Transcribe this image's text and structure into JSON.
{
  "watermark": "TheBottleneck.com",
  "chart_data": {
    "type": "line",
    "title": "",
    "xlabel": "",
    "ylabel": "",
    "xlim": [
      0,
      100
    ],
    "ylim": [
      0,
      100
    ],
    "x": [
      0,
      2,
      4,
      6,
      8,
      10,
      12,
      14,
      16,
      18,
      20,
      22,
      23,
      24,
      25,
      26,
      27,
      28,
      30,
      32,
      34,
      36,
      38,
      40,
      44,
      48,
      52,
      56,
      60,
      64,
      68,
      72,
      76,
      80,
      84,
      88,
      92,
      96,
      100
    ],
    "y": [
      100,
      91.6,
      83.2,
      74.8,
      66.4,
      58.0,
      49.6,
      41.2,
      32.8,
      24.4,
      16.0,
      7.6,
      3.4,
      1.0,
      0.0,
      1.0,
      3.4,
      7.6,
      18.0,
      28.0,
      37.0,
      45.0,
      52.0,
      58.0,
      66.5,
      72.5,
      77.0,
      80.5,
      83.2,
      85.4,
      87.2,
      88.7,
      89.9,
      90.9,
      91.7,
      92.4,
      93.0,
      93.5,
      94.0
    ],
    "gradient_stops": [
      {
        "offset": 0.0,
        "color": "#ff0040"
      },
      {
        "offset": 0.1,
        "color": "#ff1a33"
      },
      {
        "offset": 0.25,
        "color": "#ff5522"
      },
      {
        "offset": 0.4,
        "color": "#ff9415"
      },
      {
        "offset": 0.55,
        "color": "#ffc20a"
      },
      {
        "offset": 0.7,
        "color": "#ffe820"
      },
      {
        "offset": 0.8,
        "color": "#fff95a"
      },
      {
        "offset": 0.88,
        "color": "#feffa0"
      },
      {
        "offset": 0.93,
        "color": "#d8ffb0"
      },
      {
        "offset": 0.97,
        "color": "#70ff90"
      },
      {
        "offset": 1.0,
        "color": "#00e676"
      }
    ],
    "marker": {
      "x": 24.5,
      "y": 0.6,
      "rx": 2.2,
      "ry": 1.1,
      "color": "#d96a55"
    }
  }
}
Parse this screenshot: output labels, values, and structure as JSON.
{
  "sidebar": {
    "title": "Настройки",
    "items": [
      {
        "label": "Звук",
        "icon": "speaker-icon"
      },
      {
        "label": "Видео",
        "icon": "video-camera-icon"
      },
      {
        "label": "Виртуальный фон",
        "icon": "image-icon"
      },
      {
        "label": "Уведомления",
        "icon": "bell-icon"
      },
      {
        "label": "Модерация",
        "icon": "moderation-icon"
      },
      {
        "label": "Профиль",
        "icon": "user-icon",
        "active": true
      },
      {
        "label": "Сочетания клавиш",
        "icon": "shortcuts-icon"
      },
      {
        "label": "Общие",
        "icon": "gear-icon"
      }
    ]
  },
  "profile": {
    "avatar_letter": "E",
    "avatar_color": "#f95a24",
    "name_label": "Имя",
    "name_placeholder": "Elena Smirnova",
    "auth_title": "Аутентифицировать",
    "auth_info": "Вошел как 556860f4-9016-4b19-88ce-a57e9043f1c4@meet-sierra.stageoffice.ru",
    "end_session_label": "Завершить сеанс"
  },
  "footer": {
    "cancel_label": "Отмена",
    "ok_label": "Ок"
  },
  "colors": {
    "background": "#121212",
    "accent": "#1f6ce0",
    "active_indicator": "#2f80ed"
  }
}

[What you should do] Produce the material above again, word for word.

[Written solution]
Transcribe this image's text and structure into JSON.
{
  "watermark": "TheBottleneck.com",
  "chart_data": {
    "type": "line",
    "title": "",
    "xlabel": "",
    "ylabel": "",
    "xlim": [
      0,
      100
    ],
    "ylim": [
      0,
      100
    ],
    "x": [
      0,
      2,
      4,
      6,
      8,
      10,
      12,
      14,
      16,
      18,
      20,
      22,
      23,
      24,
      25,
      26,
      27,
      28,
      30,
      32,
      34,
      36,
      38,
      40,
      44,
      48,
      52,
      56,
      60,
      64,
      68,
      72,
      76,
      80,
      84,
      88,
      92,
      96,
      100
    ],
    "y": [
      100,
      91.6,
      83.2,
      74.8,
      66.4,
      58.0,
      49.6,
      41.2,
      32.8,
      24.4,
      16.0,
      7.6,
      3.4,
      1.0,
      0.0,
      1.0,
      3.4,
      7.6,
      18.0,
      28.0,
      37.0,
      45.0,
      52.0,
      58.0,
      66.5,
      72.5,
      77.0,
      80.5,
      83.2,
      85.4,
      87.2,
      88.7,
      89.9,
      90.9,
      91.7,
      92.4,
      93.0,
      93.5,
      94.0
    ],
    "gradient_stops": [
      {
        "offset": 0.0,
        "color": "#ff0040"
      },
      {
        "offset": 0.1,
        "color": "#ff1a33"
      },
      {
        "offset": 0.25,
        "color": "#ff5522"
      },
      {
        "offset": 0.4,
        "color": "#ff9415"
      },
      {
        "offset": 0.55,
        "color": "#ffc20a"
      },
      {
        "offset": 0.7,
        "color": "#ffe820"
      },
      {
        "offset": 0.8,
        "color": "#fff95a"
      },
      {
        "offset": 0.88,
        "color": "#feffa0"
      },
      {
        "offset": 0.93,
        "color": "#d8ffb0"
      },
      {
        "offset": 0.97,
        "color": "#70ff90"
      },
      {
        "offset": 1.0,
        "color": "#00e676"
      }
    ],
    "marker": {
      "x": 24.5,
      "y": 0.6,
      "rx": 2.2,
      "ry": 1.1,
      "color": "#d96a55"
    }
  }
}
Parse this screenshot: output labels, values, and structure as JSON.
{
  "sidebar": {
    "title": "Настройки",
    "items": [
      {
        "label": "Звук",
        "icon": "speaker-icon"
      },
      {
        "label": "Видео",
        "icon": "video-camera-icon"
      },
      {
        "label": "Виртуальный фон",
        "icon": "image-icon"
      },
      {
        "label": "Уведомления",
        "icon": "bell-icon"
      },
      {
        "label": "Модерация",
        "icon": "moderation-icon"
      },
      {
        "label": "Профиль",
        "icon": "user-icon",
        "active": true
      },
      {
        "label": "Сочетания клавиш",
        "icon": "shortcuts-icon"
      },
      {
        "label": "Общие",
        "icon": "gear-icon"
      }
    ]
  },
  "profile": {
    "avatar_letter": "E",
    "avatar_color": "#f95a24",
    "name_label": "Имя",
    "name_placeholder": "Elena Smirnova",
    "auth_title": "Аутентифицировать",
    "auth_info": "Вошел как 556860f4-9016-4b19-88ce-a57e9043f1c4@meet-sierra.stageoffice.ru",
    "end_session_label": "Завершить сеанс"
  },
  "footer": {
    "cancel_label": "Отмена",
    "ok_label": "Ок"
  },
  "colors": {
    "background": "#121212",
    "accent": "#1f6ce0",
    "active_indicator": "#2f80ed"
  }
}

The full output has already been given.